**TASK MATERIAL:**
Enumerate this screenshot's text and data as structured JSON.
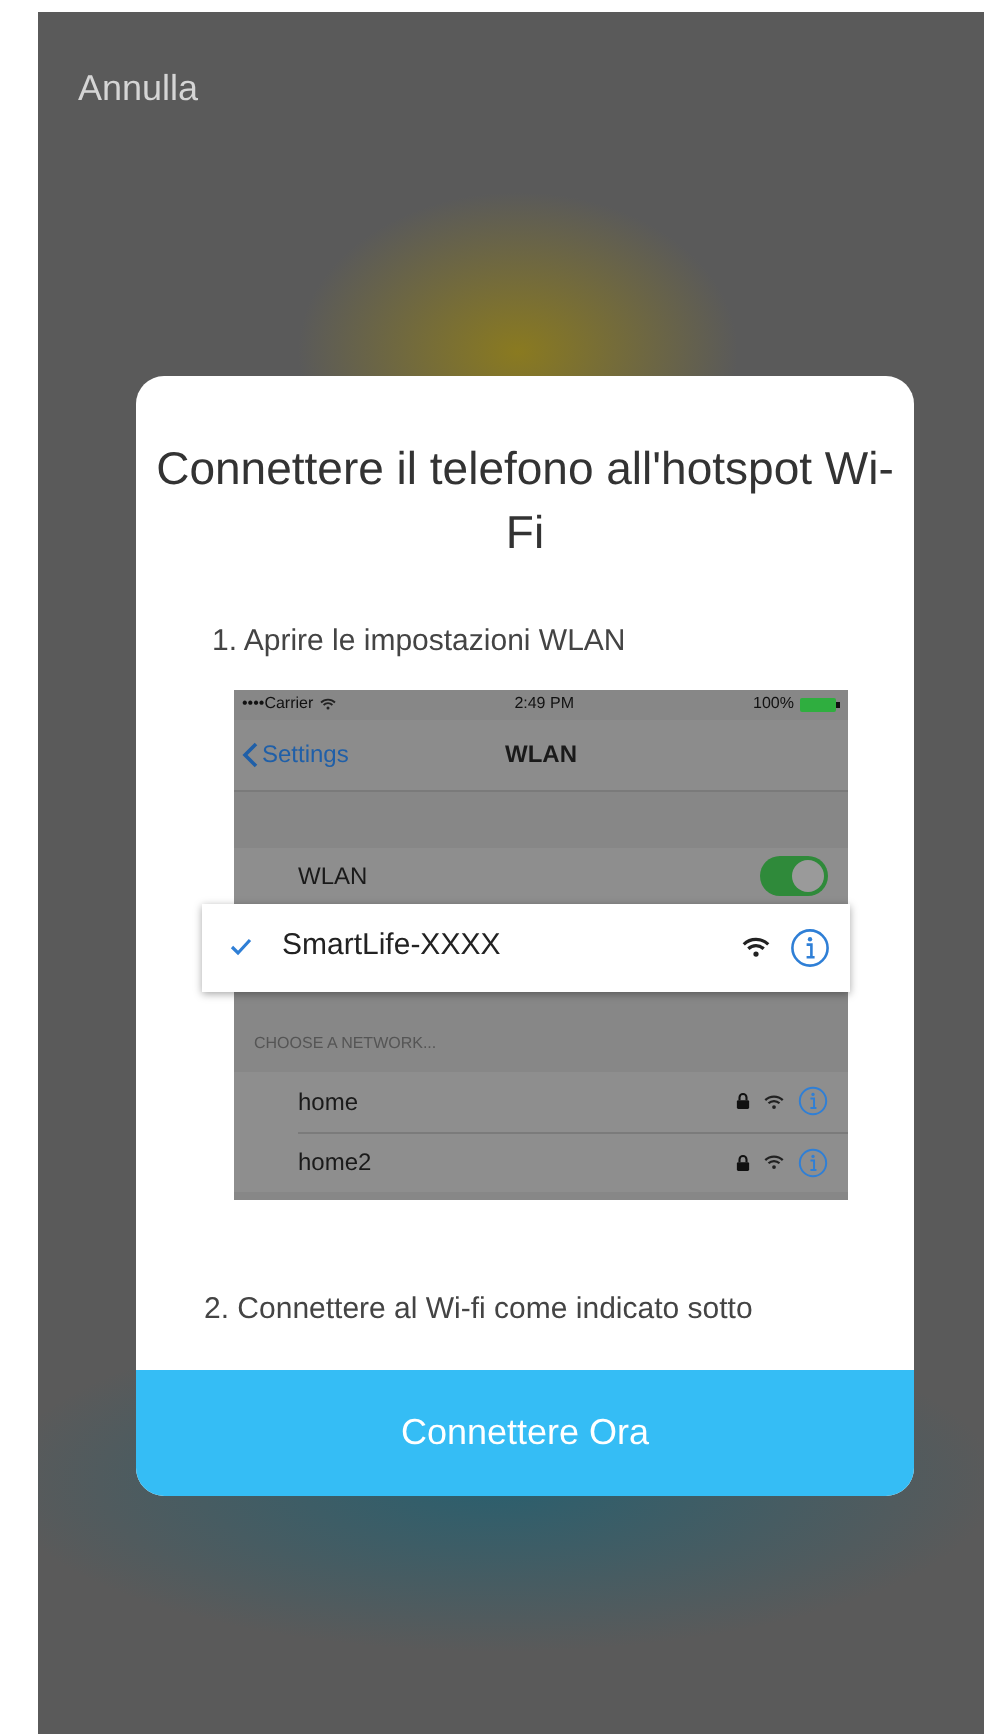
{
  "cancel": "Annulla",
  "dialog": {
    "title": "Connettere il telefono all'hotspot Wi-Fi",
    "steps": [
      "1. Aprire le impostazioni WLAN",
      "2. Connettere al Wi-fi come indicato sotto"
    ],
    "illustration": {
      "status_bar": {
        "carrier": "••••Carrier",
        "time": "2:49 PM",
        "battery": "100%"
      },
      "nav": {
        "back": "Settings",
        "title": "WLAN"
      },
      "wlan": {
        "label": "WLAN",
        "on": true
      },
      "connected": {
        "name": "SmartLife-XXXX",
        "checked": true
      },
      "section": "CHOOSE A NETWORK...",
      "networks": [
        {
          "name": "home",
          "locked": true
        },
        {
          "name": "home2",
          "locked": true
        }
      ]
    },
    "button": "Connettere Ora"
  }
}
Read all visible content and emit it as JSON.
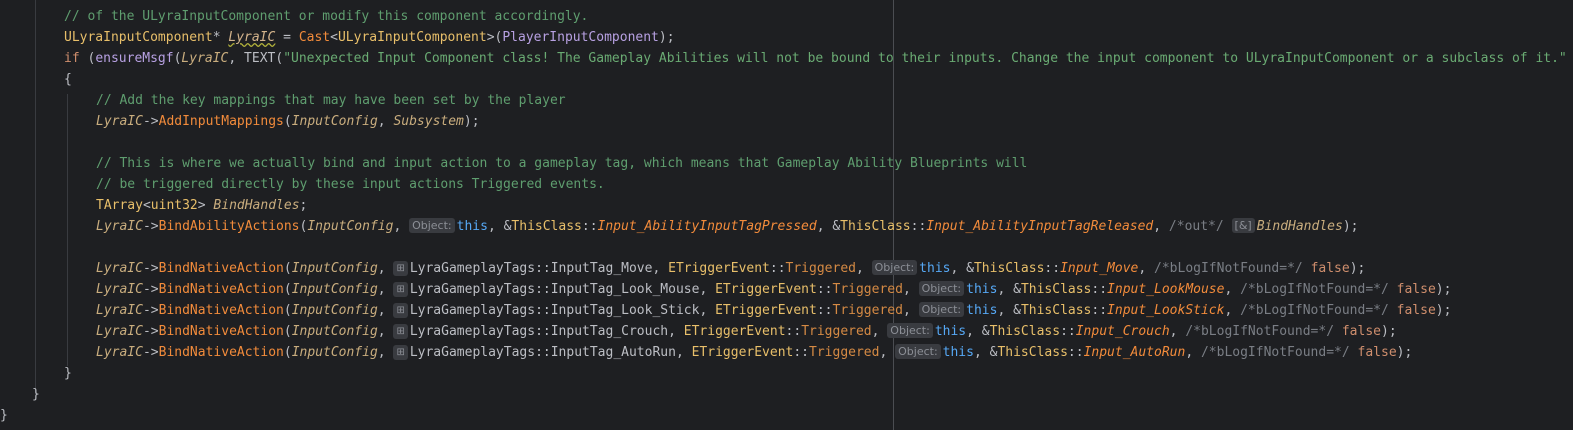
{
  "editor": {
    "theme": "dark"
  },
  "colors": {
    "default": "#bcbec4",
    "keyword": "#cf8e6d",
    "type": "#e8bf6a",
    "macro": "#b8a1e3",
    "string": "#6aab73",
    "comment": "#7a7e85",
    "green_comment": "#5f9e6f",
    "var_italic": "#d4b48c",
    "function": "#f28b3b",
    "param_italic": "#c9ad7e",
    "this": "#56a8f5",
    "enum_member": "#c77dbb",
    "orange": "#d58a44"
  },
  "lines": [
    {
      "indent": 64,
      "tokens": [
        {
          "t": "// of the ULyraInputComponent or modify this component accordingly.",
          "c": "green_comment"
        }
      ]
    },
    {
      "indent": 64,
      "tokens": [
        {
          "t": "ULyraInputComponent",
          "c": "type"
        },
        {
          "t": "* ",
          "c": "default"
        },
        {
          "t": "LyraIC",
          "c": "var_italic",
          "i": true,
          "u": true
        },
        {
          "t": " = ",
          "c": "default"
        },
        {
          "t": "Cast",
          "c": "function"
        },
        {
          "t": "<",
          "c": "default"
        },
        {
          "t": "ULyraInputComponent",
          "c": "type"
        },
        {
          "t": ">(",
          "c": "default"
        },
        {
          "t": "PlayerInputComponent",
          "c": "macro"
        },
        {
          "t": ");",
          "c": "default"
        }
      ]
    },
    {
      "indent": 64,
      "tokens": [
        {
          "t": "if",
          "c": "keyword"
        },
        {
          "t": " (",
          "c": "default"
        },
        {
          "t": "ensureMsgf",
          "c": "macro"
        },
        {
          "t": "(",
          "c": "default"
        },
        {
          "t": "LyraIC",
          "c": "param_italic",
          "i": true
        },
        {
          "t": ", ",
          "c": "default"
        },
        {
          "t": "TEXT",
          "c": "default"
        },
        {
          "t": "(",
          "c": "default"
        },
        {
          "t": "\"Unexpected Input Component class! The Gameplay Abilities will not be bound to their inputs. Change the input component to ULyraInputComponent or a subclass of it.\"",
          "c": "string"
        }
      ]
    },
    {
      "indent": 64,
      "tokens": [
        {
          "t": "{",
          "c": "default"
        }
      ]
    },
    {
      "indent": 96,
      "tokens": [
        {
          "t": "// Add the key mappings that may have been set by the player",
          "c": "green_comment"
        }
      ]
    },
    {
      "indent": 96,
      "tokens": [
        {
          "t": "LyraIC",
          "c": "param_italic",
          "i": true
        },
        {
          "t": "->",
          "c": "default"
        },
        {
          "t": "AddInputMappings",
          "c": "function"
        },
        {
          "t": "(",
          "c": "default"
        },
        {
          "t": "InputConfig",
          "c": "param_italic",
          "i": true
        },
        {
          "t": ", ",
          "c": "default"
        },
        {
          "t": "Subsystem",
          "c": "param_italic",
          "i": true
        },
        {
          "t": ");",
          "c": "default"
        }
      ]
    },
    {
      "indent": 96,
      "tokens": []
    },
    {
      "indent": 96,
      "tokens": [
        {
          "t": "// This is where we actually bind and input action to a gameplay tag, which means that Gameplay Ability Blueprints will",
          "c": "green_comment"
        }
      ]
    },
    {
      "indent": 96,
      "tokens": [
        {
          "t": "// be triggered directly by these input actions Triggered events.",
          "c": "green_comment"
        }
      ]
    },
    {
      "indent": 96,
      "tokens": [
        {
          "t": "TArray",
          "c": "type"
        },
        {
          "t": "<",
          "c": "default"
        },
        {
          "t": "uint32",
          "c": "type"
        },
        {
          "t": "> ",
          "c": "default"
        },
        {
          "t": "BindHandles",
          "c": "param_italic",
          "i": true
        },
        {
          "t": ";",
          "c": "default"
        }
      ]
    },
    {
      "indent": 96,
      "tokens": [
        {
          "t": "LyraIC",
          "c": "param_italic",
          "i": true
        },
        {
          "t": "->",
          "c": "default"
        },
        {
          "t": "BindAbilityActions",
          "c": "function"
        },
        {
          "t": "(",
          "c": "default"
        },
        {
          "t": "InputConfig",
          "c": "param_italic",
          "i": true
        },
        {
          "t": ", ",
          "c": "default"
        },
        {
          "hint": "Object:"
        },
        {
          "t": "this",
          "c": "this"
        },
        {
          "t": ", &",
          "c": "default"
        },
        {
          "t": "ThisClass",
          "c": "type"
        },
        {
          "t": "::",
          "c": "default"
        },
        {
          "t": "Input_AbilityInputTagPressed",
          "c": "function",
          "i": true
        },
        {
          "t": ", &",
          "c": "default"
        },
        {
          "t": "ThisClass",
          "c": "type"
        },
        {
          "t": "::",
          "c": "default"
        },
        {
          "t": "Input_AbilityInputTagReleased",
          "c": "function",
          "i": true
        },
        {
          "t": ", ",
          "c": "default"
        },
        {
          "t": "/*out*/",
          "c": "comment"
        },
        {
          "t": " ",
          "c": "default"
        },
        {
          "hint": "[&]"
        },
        {
          "t": "BindHandles",
          "c": "param_italic",
          "i": true
        },
        {
          "t": ");",
          "c": "default"
        }
      ]
    },
    {
      "indent": 96,
      "tokens": []
    },
    {
      "indent": 96,
      "tokens": [
        {
          "t": "LyraIC",
          "c": "param_italic",
          "i": true
        },
        {
          "t": "->",
          "c": "default"
        },
        {
          "t": "BindNativeAction",
          "c": "function"
        },
        {
          "t": "(",
          "c": "default"
        },
        {
          "t": "InputConfig",
          "c": "param_italic",
          "i": true
        },
        {
          "t": ", ",
          "c": "default"
        },
        {
          "hint": "⊞",
          "icon": true
        },
        {
          "t": "LyraGameplayTags",
          "c": "default"
        },
        {
          "t": "::",
          "c": "default"
        },
        {
          "t": "InputTag_Move",
          "c": "default"
        },
        {
          "t": ", ",
          "c": "default"
        },
        {
          "t": "ETriggerEvent",
          "c": "type"
        },
        {
          "t": "::",
          "c": "default"
        },
        {
          "t": "Triggered",
          "c": "orange"
        },
        {
          "t": ", ",
          "c": "default"
        },
        {
          "hint": "Object:"
        },
        {
          "t": "this",
          "c": "this"
        },
        {
          "t": ", &",
          "c": "default"
        },
        {
          "t": "ThisClass",
          "c": "type"
        },
        {
          "t": "::",
          "c": "default"
        },
        {
          "t": "Input_Move",
          "c": "function",
          "i": true
        },
        {
          "t": ", ",
          "c": "default"
        },
        {
          "t": "/*bLogIfNotFound=*/",
          "c": "comment"
        },
        {
          "t": " ",
          "c": "default"
        },
        {
          "t": "false",
          "c": "keyword"
        },
        {
          "t": ");",
          "c": "default"
        }
      ]
    },
    {
      "indent": 96,
      "tokens": [
        {
          "t": "LyraIC",
          "c": "param_italic",
          "i": true
        },
        {
          "t": "->",
          "c": "default"
        },
        {
          "t": "BindNativeAction",
          "c": "function"
        },
        {
          "t": "(",
          "c": "default"
        },
        {
          "t": "InputConfig",
          "c": "param_italic",
          "i": true
        },
        {
          "t": ", ",
          "c": "default"
        },
        {
          "hint": "⊞",
          "icon": true
        },
        {
          "t": "LyraGameplayTags",
          "c": "default"
        },
        {
          "t": "::",
          "c": "default"
        },
        {
          "t": "InputTag_Look_Mouse",
          "c": "default"
        },
        {
          "t": ", ",
          "c": "default"
        },
        {
          "t": "ETriggerEvent",
          "c": "type"
        },
        {
          "t": "::",
          "c": "default"
        },
        {
          "t": "Triggered",
          "c": "orange"
        },
        {
          "t": ", ",
          "c": "default"
        },
        {
          "hint": "Object:"
        },
        {
          "t": "this",
          "c": "this"
        },
        {
          "t": ", &",
          "c": "default"
        },
        {
          "t": "ThisClass",
          "c": "type"
        },
        {
          "t": "::",
          "c": "default"
        },
        {
          "t": "Input_LookMouse",
          "c": "function",
          "i": true
        },
        {
          "t": ", ",
          "c": "default"
        },
        {
          "t": "/*bLogIfNotFound=*/",
          "c": "comment"
        },
        {
          "t": " ",
          "c": "default"
        },
        {
          "t": "false",
          "c": "keyword"
        },
        {
          "t": ");",
          "c": "default"
        }
      ]
    },
    {
      "indent": 96,
      "tokens": [
        {
          "t": "LyraIC",
          "c": "param_italic",
          "i": true
        },
        {
          "t": "->",
          "c": "default"
        },
        {
          "t": "BindNativeAction",
          "c": "function"
        },
        {
          "t": "(",
          "c": "default"
        },
        {
          "t": "InputConfig",
          "c": "param_italic",
          "i": true
        },
        {
          "t": ", ",
          "c": "default"
        },
        {
          "hint": "⊞",
          "icon": true
        },
        {
          "t": "LyraGameplayTags",
          "c": "default"
        },
        {
          "t": "::",
          "c": "default"
        },
        {
          "t": "InputTag_Look_Stick",
          "c": "default"
        },
        {
          "t": ", ",
          "c": "default"
        },
        {
          "t": "ETriggerEvent",
          "c": "type"
        },
        {
          "t": "::",
          "c": "default"
        },
        {
          "t": "Triggered",
          "c": "orange"
        },
        {
          "t": ", ",
          "c": "default"
        },
        {
          "hint": "Object:"
        },
        {
          "t": "this",
          "c": "this"
        },
        {
          "t": ", &",
          "c": "default"
        },
        {
          "t": "ThisClass",
          "c": "type"
        },
        {
          "t": "::",
          "c": "default"
        },
        {
          "t": "Input_LookStick",
          "c": "function",
          "i": true
        },
        {
          "t": ", ",
          "c": "default"
        },
        {
          "t": "/*bLogIfNotFound=*/",
          "c": "comment"
        },
        {
          "t": " ",
          "c": "default"
        },
        {
          "t": "false",
          "c": "keyword"
        },
        {
          "t": ");",
          "c": "default"
        }
      ]
    },
    {
      "indent": 96,
      "tokens": [
        {
          "t": "LyraIC",
          "c": "param_italic",
          "i": true
        },
        {
          "t": "->",
          "c": "default"
        },
        {
          "t": "BindNativeAction",
          "c": "function"
        },
        {
          "t": "(",
          "c": "default"
        },
        {
          "t": "InputConfig",
          "c": "param_italic",
          "i": true
        },
        {
          "t": ", ",
          "c": "default"
        },
        {
          "hint": "⊞",
          "icon": true
        },
        {
          "t": "LyraGameplayTags",
          "c": "default"
        },
        {
          "t": "::",
          "c": "default"
        },
        {
          "t": "InputTag_Crouch",
          "c": "default"
        },
        {
          "t": ", ",
          "c": "default"
        },
        {
          "t": "ETriggerEvent",
          "c": "type"
        },
        {
          "t": "::",
          "c": "default"
        },
        {
          "t": "Triggered",
          "c": "orange"
        },
        {
          "t": ", ",
          "c": "default"
        },
        {
          "hint": "Object:"
        },
        {
          "t": "this",
          "c": "this"
        },
        {
          "t": ", &",
          "c": "default"
        },
        {
          "t": "ThisClass",
          "c": "type"
        },
        {
          "t": "::",
          "c": "default"
        },
        {
          "t": "Input_Crouch",
          "c": "function",
          "i": true
        },
        {
          "t": ", ",
          "c": "default"
        },
        {
          "t": "/*bLogIfNotFound=*/",
          "c": "comment"
        },
        {
          "t": " ",
          "c": "default"
        },
        {
          "t": "false",
          "c": "keyword"
        },
        {
          "t": ");",
          "c": "default"
        }
      ]
    },
    {
      "indent": 96,
      "tokens": [
        {
          "t": "LyraIC",
          "c": "param_italic",
          "i": true
        },
        {
          "t": "->",
          "c": "default"
        },
        {
          "t": "BindNativeAction",
          "c": "function"
        },
        {
          "t": "(",
          "c": "default"
        },
        {
          "t": "InputConfig",
          "c": "param_italic",
          "i": true
        },
        {
          "t": ", ",
          "c": "default"
        },
        {
          "hint": "⊞",
          "icon": true
        },
        {
          "t": "LyraGameplayTags",
          "c": "default"
        },
        {
          "t": "::",
          "c": "default"
        },
        {
          "t": "InputTag_AutoRun",
          "c": "default"
        },
        {
          "t": ", ",
          "c": "default"
        },
        {
          "t": "ETriggerEvent",
          "c": "type"
        },
        {
          "t": "::",
          "c": "default"
        },
        {
          "t": "Triggered",
          "c": "orange"
        },
        {
          "t": ", ",
          "c": "default"
        },
        {
          "hint": "Object:"
        },
        {
          "t": "this",
          "c": "this"
        },
        {
          "t": ", &",
          "c": "default"
        },
        {
          "t": "ThisClass",
          "c": "type"
        },
        {
          "t": "::",
          "c": "default"
        },
        {
          "t": "Input_AutoRun",
          "c": "function",
          "i": true
        },
        {
          "t": ", ",
          "c": "default"
        },
        {
          "t": "/*bLogIfNotFound=*/",
          "c": "comment"
        },
        {
          "t": " ",
          "c": "default"
        },
        {
          "t": "false",
          "c": "keyword"
        },
        {
          "t": ");",
          "c": "default"
        }
      ]
    },
    {
      "indent": 64,
      "tokens": [
        {
          "t": "}",
          "c": "default"
        }
      ]
    },
    {
      "indent": 32,
      "tokens": [
        {
          "t": "}",
          "c": "default"
        }
      ]
    },
    {
      "indent": 0,
      "tokens": [
        {
          "t": "}",
          "c": "default"
        }
      ]
    }
  ]
}
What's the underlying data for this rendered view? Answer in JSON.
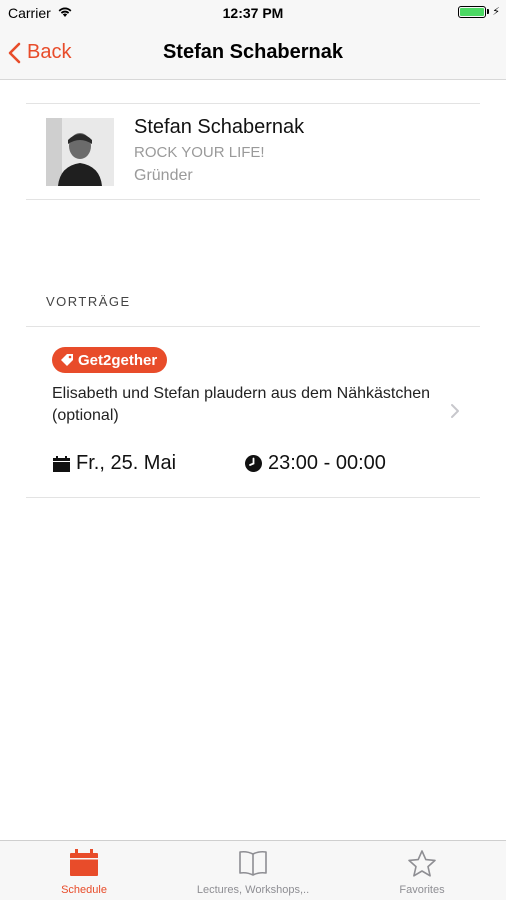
{
  "status_bar": {
    "carrier": "Carrier",
    "time": "12:37 PM",
    "battery_level": 1.0,
    "battery_color": "#4cd964"
  },
  "nav": {
    "back_label": "Back",
    "title": "Stefan Schabernak",
    "accent": "#e84c2a"
  },
  "speaker": {
    "name": "Stefan Schabernak",
    "organization": "ROCK YOUR LIFE!",
    "role": "Gründer"
  },
  "lectures_section": {
    "header": "VORTRÄGE",
    "items": [
      {
        "tag": "Get2gether",
        "tag_icon": "tag-icon",
        "title": "Elisabeth und Stefan plaudern aus dem Nähkästchen (optional)",
        "date": "Fr., 25. Mai",
        "date_icon": "calendar-icon",
        "time": "23:00 - 00:00",
        "time_icon": "clock-icon"
      }
    ]
  },
  "tab_bar": {
    "tabs": [
      {
        "label": "Schedule",
        "icon": "calendar-icon",
        "active": true
      },
      {
        "label": "Lectures, Workshops,..",
        "icon": "book-icon",
        "active": false
      },
      {
        "label": "Favorites",
        "icon": "star-icon",
        "active": false
      }
    ]
  }
}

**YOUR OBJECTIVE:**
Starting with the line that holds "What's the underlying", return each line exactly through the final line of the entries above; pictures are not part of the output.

**ANSWER SPACE:**
What's the underlying data for this rendered view? Answer in JSON.
{
  "status_bar": {
    "carrier": "Carrier",
    "time": "12:37 PM",
    "battery_level": 1.0,
    "battery_color": "#4cd964"
  },
  "nav": {
    "back_label": "Back",
    "title": "Stefan Schabernak",
    "accent": "#e84c2a"
  },
  "speaker": {
    "name": "Stefan Schabernak",
    "organization": "ROCK YOUR LIFE!",
    "role": "Gründer"
  },
  "lectures_section": {
    "header": "VORTRÄGE",
    "items": [
      {
        "tag": "Get2gether",
        "tag_icon": "tag-icon",
        "title": "Elisabeth und Stefan plaudern aus dem Nähkästchen (optional)",
        "date": "Fr., 25. Mai",
        "date_icon": "calendar-icon",
        "time": "23:00 - 00:00",
        "time_icon": "clock-icon"
      }
    ]
  },
  "tab_bar": {
    "tabs": [
      {
        "label": "Schedule",
        "icon": "calendar-icon",
        "active": true
      },
      {
        "label": "Lectures, Workshops,..",
        "icon": "book-icon",
        "active": false
      },
      {
        "label": "Favorites",
        "icon": "star-icon",
        "active": false
      }
    ]
  }
}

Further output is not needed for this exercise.